Even if you find the fairway, your work is hardly done, as the road (and the stone wall that cuts right behind the green) await.
Throw in a ball-gobbling bunker protecting the front and you get the full experience the pros face at St. Andrews.
The Open this year is taking place at Royal Liverpool and the course is represented by No. 4–a monster 572-yard par 5, a hole with no bunkers, but with very few flat lies along the fairway.
No. 12 is another great hole and, at 453 yards, it is one heck of a par 4. The dogleg right adds to the difficulty of the hole, as does the approach to the elevated green.
The hole is inspired by the 6th at Royal Birkdale and is one of the most talked about holes on the Open rotation.
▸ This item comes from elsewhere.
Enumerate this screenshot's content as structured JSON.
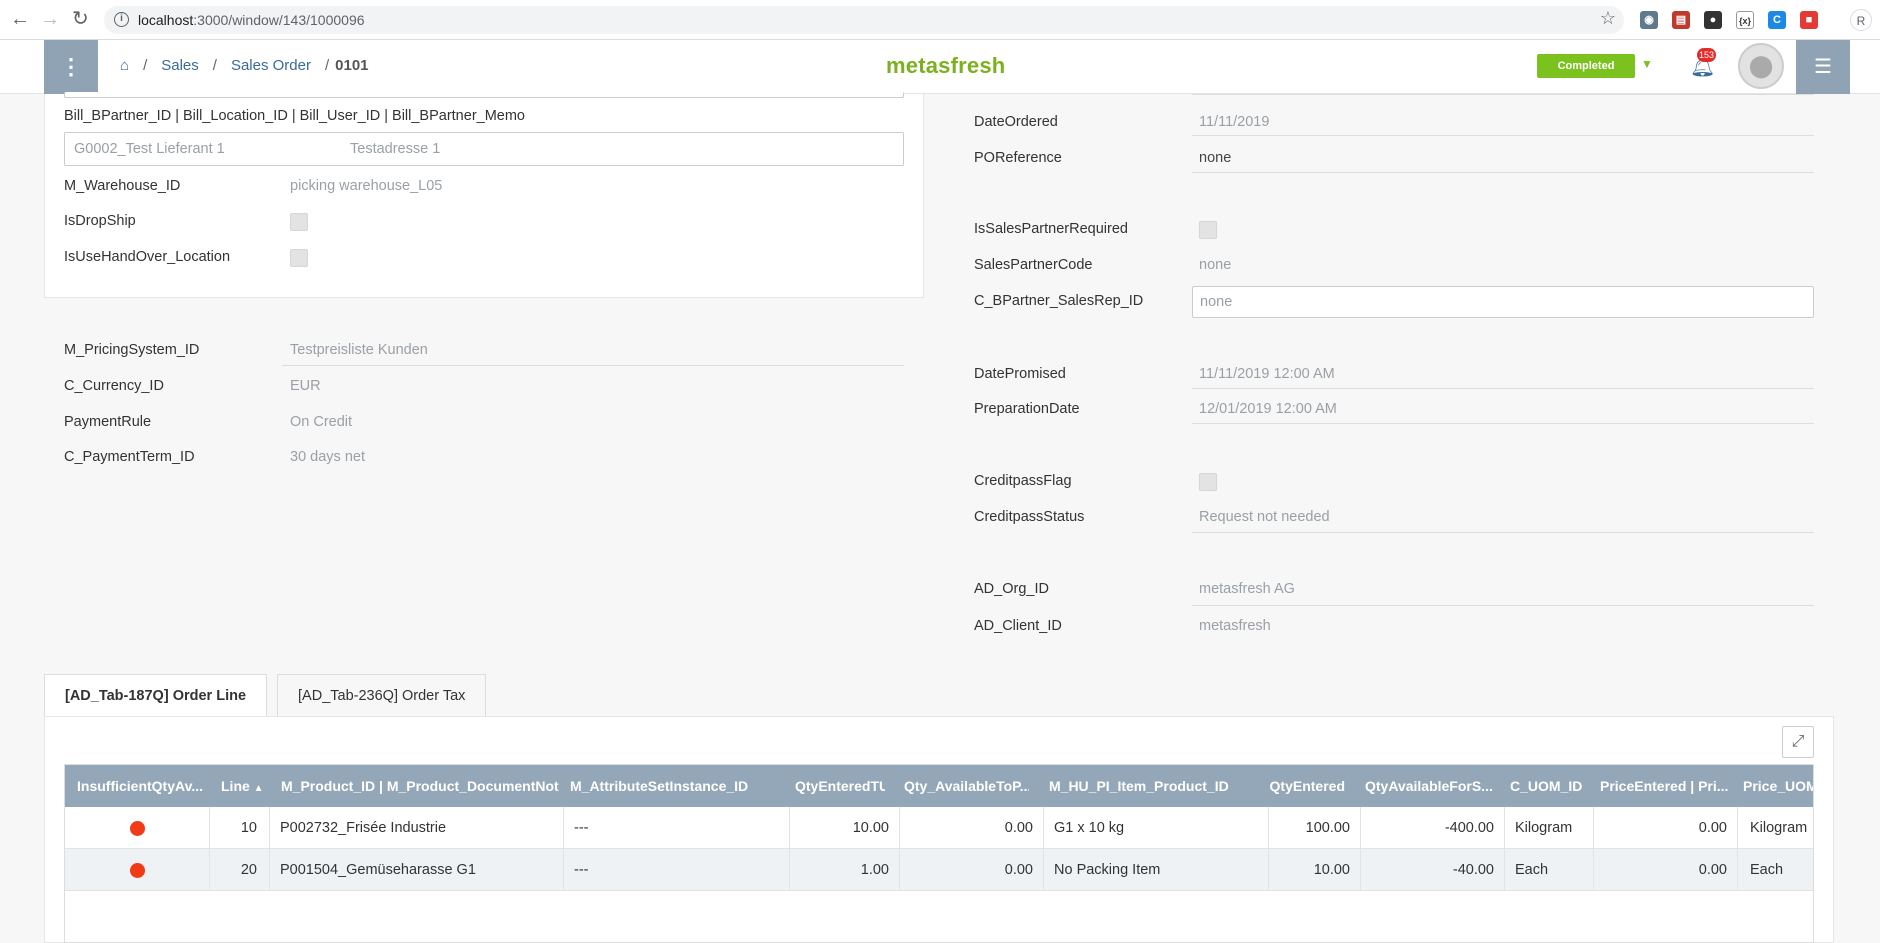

In fact, one year the Open was held at the course, only four birdies were made on the hole over two days and there were 177 over-par scores registered.
The 16th–a 438-yard, par 4 inspired by the 15th at Carnoustie–is also a fun hole, as six well-placed bunkers throughout the hole offer an even greater challenge.
In fact, the final three holes offer a serious challenge to finishing strong. The 17th is a 203-yard par 3 patterned after a hole from Royal Troon. Swirling winds combined with five bunkers around the green make it a tough hole.
Finally, the 18th, a 493-yard par 5 into the wind and modeled after No. 15 at the Old Course, has 13 bunkers, including a monstrous one short of the green. It is a three-shot hole with no rest until the ball is in the bottom of the cup.
The tee boxes from start to finish are some of the most immaculate ones I have played.
After the round, enjoy a pint and a bite at Stymie’s Pub, an authentic re-creation of a British pub, serving traditional fare like fish and chips, bangers, as well as breakfasts, salads and sandwiches.
If you have never been to Great Britain or are not planning a trip, Royal Links may be the closest thing to playing any of those courses.
By Dennis Miller